• Class action suits jumped 300 percent from 1997 to 2003, and class action attorneys typically chalked up huge fees – on average, over $1,000 per hour.
• The $368 billion “Big Tobacco” settlement in 1998 will provide lawyers – not plaintiffs – with about $3 billion in annual fees for the next 25 years.
• Seventy-five percent of the asbestos claims in a 2001 class action suit were filed by the “unimpaired” – those not exhibiting symptoms despite being exposed.
• The burden of lawsuits costs every U.S. citizen a “tort tax” of $1,003.
• U.S. tort costs in 2002 totaled $233.4 billion – equal to the combined economic output of Denmark and New Zealand.
• The cost of civil justice in America is expected to approach $300 billion a year by 2005. That’s 100 times more than litigation cost the economy 50 years ago.
• Just 15 percent of the amount of money spent by Americans on torts every year would be enough to provide adequate food, water, sanitation, basic education and healthcare for every developing country in the world, according to calculations by the United Nations Development Program.
• A study by Class Action Reports cited one auto insurance case in which the lawyer who filed the suit got $8 million, while policyholders got $5.50 each, plus an increase in their auto insurance premium.
My Way or the Highway
One out of three people has changed jobs because of a micromanager, according to a study by Harry Chambers, who recently released a book on the topic of micromanagement called My Way or the Highway. In addition, four out of five people say they’ve been micromanaged by a boss and paid the price with their own productivity and morale. Chambers encourages workers in this situation to be proactive in defusing the micromanager’s destructive behavior. Here are some of his suggestions:
Find out his agenda. Figure out what’s really important to him and focus on it.
Don’t wait to be asked for information. Find out what the manager needs to feel confident and comfortable, and get it to him ahead of time.
No one fears inertia more than the micromanager, so be sure to give him constant updates demonstrating your activity.
To protect yourself, stay clear on expectations. Clarify your agreements in a trail of memos and emails.
The micromanager is notorious for piling on assignments. Establish some kind of system to prioritize which tasks are most important.
The micromanager loves to impose deadlines and mete out punishment when they are missed.

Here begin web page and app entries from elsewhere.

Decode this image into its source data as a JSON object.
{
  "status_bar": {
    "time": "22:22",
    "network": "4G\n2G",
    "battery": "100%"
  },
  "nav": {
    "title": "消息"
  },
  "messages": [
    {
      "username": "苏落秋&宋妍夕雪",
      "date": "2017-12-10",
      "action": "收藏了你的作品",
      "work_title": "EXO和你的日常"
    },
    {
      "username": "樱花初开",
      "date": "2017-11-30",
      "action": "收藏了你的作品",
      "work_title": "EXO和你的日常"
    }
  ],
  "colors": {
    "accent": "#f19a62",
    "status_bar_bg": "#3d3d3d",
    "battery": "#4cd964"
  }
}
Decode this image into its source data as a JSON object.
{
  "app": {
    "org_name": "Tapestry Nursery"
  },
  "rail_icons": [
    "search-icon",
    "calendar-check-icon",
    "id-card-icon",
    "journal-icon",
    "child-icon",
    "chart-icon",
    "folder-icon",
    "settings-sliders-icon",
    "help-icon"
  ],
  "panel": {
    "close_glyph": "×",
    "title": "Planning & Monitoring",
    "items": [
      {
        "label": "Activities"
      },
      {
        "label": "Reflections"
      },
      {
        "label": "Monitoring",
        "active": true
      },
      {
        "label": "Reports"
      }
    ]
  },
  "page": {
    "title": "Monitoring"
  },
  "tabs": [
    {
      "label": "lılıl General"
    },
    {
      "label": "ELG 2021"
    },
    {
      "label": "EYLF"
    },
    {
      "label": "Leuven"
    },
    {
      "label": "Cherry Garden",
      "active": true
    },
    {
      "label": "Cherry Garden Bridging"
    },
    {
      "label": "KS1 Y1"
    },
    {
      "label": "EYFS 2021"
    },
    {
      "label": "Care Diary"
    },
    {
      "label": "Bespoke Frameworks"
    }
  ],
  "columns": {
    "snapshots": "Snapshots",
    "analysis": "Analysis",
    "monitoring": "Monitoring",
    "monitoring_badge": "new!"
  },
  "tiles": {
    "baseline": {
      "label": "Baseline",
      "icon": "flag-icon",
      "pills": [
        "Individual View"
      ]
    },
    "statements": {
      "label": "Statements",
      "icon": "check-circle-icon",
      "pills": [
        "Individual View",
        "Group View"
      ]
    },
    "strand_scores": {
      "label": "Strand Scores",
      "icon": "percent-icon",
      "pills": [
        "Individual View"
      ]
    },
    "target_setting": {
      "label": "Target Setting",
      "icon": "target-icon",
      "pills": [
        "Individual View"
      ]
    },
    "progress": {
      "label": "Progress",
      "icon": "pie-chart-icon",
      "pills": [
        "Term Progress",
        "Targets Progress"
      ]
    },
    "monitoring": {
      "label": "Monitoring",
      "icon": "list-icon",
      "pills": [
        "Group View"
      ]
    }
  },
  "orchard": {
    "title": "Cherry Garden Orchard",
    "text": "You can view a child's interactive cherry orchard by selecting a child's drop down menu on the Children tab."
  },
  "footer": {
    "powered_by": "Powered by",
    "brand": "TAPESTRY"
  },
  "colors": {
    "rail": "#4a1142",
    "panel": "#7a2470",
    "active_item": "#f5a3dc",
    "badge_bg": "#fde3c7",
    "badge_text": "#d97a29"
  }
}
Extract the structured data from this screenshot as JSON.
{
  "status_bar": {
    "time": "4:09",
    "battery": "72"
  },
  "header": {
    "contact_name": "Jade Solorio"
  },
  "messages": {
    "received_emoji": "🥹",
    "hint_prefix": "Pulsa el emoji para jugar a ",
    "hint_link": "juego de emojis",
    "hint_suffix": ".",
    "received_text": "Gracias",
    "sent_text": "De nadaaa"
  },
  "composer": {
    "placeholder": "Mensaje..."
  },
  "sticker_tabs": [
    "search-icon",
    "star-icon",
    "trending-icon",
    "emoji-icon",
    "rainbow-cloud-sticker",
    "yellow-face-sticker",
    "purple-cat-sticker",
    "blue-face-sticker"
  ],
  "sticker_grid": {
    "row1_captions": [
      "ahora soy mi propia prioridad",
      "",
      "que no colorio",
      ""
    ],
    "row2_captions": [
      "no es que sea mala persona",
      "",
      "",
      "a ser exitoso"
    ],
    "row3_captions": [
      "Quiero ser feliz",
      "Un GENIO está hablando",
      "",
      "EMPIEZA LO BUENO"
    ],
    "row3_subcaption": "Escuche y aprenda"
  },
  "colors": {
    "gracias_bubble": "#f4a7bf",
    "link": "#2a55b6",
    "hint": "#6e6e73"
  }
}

Be pre-emptive when discussions about an assignment are beginning, and offer a realistic timeline.
Play by the rules, no matter how illogical they may appear. The micromanager loves catching people involved in minor infractions.
Learn from the “best practices” of others. If some people in your organization have managed to avoid the boss’s wrath, watch them closely for the secrets to their success.
Pick your battles. The micromanager will go to war on every issue, so pick the battles that are most important to you.